### THE TASK
Scan the entries for the word "rank", and copy every line where it appears.

——————

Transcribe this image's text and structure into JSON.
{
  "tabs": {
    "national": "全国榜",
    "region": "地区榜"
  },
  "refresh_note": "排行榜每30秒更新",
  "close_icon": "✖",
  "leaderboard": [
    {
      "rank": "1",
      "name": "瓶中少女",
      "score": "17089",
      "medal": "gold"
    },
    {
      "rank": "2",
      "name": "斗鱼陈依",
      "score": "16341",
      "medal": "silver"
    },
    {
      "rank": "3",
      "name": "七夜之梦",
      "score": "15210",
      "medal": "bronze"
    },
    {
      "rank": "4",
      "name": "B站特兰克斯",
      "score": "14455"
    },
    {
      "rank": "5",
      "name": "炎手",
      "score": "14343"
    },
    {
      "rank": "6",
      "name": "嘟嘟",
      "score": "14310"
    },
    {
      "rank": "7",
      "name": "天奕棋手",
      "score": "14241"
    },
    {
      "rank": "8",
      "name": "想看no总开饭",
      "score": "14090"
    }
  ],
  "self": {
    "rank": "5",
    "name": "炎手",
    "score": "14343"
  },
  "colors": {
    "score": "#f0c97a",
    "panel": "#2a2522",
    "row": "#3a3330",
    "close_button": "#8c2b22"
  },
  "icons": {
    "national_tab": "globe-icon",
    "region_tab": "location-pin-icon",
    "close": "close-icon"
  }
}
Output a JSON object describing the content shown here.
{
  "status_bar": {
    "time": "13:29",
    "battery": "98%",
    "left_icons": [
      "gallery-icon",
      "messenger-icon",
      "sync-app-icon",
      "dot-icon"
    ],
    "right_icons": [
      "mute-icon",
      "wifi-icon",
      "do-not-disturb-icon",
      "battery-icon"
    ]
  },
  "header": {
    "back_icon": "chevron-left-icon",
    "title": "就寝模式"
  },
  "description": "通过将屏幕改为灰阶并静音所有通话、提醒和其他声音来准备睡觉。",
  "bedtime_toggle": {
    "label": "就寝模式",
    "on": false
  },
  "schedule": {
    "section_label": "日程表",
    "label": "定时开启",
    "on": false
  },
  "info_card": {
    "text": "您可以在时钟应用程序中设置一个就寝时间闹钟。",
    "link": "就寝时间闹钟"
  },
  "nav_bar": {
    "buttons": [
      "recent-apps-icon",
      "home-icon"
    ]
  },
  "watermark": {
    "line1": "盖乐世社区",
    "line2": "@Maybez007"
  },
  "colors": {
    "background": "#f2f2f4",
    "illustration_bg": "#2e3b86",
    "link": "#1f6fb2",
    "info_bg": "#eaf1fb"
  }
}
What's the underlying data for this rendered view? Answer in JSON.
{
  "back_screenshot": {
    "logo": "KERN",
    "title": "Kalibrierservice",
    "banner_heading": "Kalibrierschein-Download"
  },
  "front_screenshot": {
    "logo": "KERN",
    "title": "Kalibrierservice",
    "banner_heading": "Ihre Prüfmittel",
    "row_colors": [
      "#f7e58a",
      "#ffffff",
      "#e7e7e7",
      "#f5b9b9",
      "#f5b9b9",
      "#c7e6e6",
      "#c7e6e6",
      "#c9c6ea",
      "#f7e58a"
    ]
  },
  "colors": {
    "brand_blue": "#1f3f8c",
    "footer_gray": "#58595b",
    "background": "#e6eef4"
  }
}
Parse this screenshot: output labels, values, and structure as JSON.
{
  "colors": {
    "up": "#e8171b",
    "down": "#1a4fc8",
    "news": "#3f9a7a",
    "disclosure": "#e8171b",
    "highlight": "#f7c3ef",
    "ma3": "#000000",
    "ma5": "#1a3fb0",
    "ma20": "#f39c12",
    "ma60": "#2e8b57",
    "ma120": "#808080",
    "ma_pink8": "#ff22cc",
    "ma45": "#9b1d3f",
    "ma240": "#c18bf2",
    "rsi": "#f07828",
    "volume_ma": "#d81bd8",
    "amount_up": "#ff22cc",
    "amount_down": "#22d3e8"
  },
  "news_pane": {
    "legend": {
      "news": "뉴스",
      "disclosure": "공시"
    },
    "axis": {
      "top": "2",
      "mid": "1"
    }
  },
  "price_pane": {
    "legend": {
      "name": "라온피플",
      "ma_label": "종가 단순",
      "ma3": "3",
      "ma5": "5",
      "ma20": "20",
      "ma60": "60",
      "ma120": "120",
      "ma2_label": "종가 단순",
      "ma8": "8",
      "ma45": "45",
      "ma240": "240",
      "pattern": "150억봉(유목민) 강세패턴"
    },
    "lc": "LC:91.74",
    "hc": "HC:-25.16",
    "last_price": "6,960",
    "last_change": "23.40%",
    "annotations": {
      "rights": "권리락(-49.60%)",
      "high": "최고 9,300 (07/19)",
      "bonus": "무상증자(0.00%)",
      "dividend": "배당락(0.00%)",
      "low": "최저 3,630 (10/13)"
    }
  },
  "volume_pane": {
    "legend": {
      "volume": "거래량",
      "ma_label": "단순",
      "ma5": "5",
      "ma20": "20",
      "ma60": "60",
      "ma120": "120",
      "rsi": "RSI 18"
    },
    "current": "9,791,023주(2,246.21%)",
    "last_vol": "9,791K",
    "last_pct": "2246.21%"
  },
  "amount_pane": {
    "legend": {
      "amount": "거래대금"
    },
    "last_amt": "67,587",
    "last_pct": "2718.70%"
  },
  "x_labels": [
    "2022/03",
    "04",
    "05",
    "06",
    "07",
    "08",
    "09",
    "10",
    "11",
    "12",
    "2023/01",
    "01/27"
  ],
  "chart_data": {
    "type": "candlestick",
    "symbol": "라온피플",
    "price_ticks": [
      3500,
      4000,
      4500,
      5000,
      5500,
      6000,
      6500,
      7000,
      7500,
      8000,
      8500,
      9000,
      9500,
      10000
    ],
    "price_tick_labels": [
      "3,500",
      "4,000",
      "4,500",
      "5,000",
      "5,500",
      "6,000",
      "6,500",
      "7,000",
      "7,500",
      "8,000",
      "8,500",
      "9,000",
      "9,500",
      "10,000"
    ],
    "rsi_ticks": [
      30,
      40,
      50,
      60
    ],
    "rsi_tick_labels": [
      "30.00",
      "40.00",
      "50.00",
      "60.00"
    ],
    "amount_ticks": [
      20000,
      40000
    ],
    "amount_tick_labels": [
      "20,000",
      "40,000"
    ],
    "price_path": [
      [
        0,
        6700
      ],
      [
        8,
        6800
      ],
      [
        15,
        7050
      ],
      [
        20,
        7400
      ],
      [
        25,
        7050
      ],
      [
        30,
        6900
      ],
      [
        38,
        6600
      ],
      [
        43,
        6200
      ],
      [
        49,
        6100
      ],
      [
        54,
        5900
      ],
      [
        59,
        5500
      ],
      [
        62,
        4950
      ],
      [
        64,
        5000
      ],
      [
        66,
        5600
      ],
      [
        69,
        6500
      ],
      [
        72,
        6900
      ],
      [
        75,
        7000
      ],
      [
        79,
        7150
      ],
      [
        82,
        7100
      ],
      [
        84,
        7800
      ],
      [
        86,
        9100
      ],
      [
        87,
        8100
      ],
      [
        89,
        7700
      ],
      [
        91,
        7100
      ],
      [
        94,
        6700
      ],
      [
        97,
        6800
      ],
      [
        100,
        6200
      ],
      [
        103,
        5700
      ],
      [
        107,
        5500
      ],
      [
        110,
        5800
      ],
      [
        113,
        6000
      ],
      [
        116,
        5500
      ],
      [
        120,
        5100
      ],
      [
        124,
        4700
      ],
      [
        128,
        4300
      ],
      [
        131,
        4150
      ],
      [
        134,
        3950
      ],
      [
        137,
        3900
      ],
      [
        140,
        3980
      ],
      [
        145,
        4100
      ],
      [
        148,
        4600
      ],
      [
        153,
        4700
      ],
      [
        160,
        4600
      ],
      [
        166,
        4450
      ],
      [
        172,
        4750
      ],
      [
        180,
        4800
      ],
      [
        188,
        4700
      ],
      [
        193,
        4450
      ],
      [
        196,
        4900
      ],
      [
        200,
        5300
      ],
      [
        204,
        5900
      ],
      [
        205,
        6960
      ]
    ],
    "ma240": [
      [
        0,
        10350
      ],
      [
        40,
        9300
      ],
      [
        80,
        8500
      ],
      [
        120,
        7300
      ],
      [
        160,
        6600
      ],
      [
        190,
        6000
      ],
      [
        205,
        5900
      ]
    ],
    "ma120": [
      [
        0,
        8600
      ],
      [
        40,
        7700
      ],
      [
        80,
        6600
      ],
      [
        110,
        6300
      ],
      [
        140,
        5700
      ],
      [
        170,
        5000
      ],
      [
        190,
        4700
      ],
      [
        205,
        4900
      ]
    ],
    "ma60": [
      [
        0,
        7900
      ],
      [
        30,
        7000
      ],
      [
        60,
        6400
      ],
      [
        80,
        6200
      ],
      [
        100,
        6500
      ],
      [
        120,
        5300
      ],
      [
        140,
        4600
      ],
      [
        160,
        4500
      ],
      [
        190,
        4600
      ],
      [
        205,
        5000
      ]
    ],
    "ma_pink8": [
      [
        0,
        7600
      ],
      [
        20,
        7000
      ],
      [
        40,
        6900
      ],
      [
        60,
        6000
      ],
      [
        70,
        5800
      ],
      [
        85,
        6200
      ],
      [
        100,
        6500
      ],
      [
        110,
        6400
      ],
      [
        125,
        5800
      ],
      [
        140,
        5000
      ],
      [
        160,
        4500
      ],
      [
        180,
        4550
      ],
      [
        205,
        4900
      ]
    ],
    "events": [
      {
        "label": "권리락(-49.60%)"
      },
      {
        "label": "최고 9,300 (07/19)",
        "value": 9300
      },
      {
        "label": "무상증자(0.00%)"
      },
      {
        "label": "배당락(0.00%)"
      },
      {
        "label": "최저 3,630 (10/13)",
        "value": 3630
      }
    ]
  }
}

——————

### TASK OUTPUT
      "rank": "1",
      "rank": "2",
      "rank": "3",
      "rank": "4",
      "rank": "5",
      "rank": "6",
      "rank": "7",
      "rank": "8",
    "rank": "5",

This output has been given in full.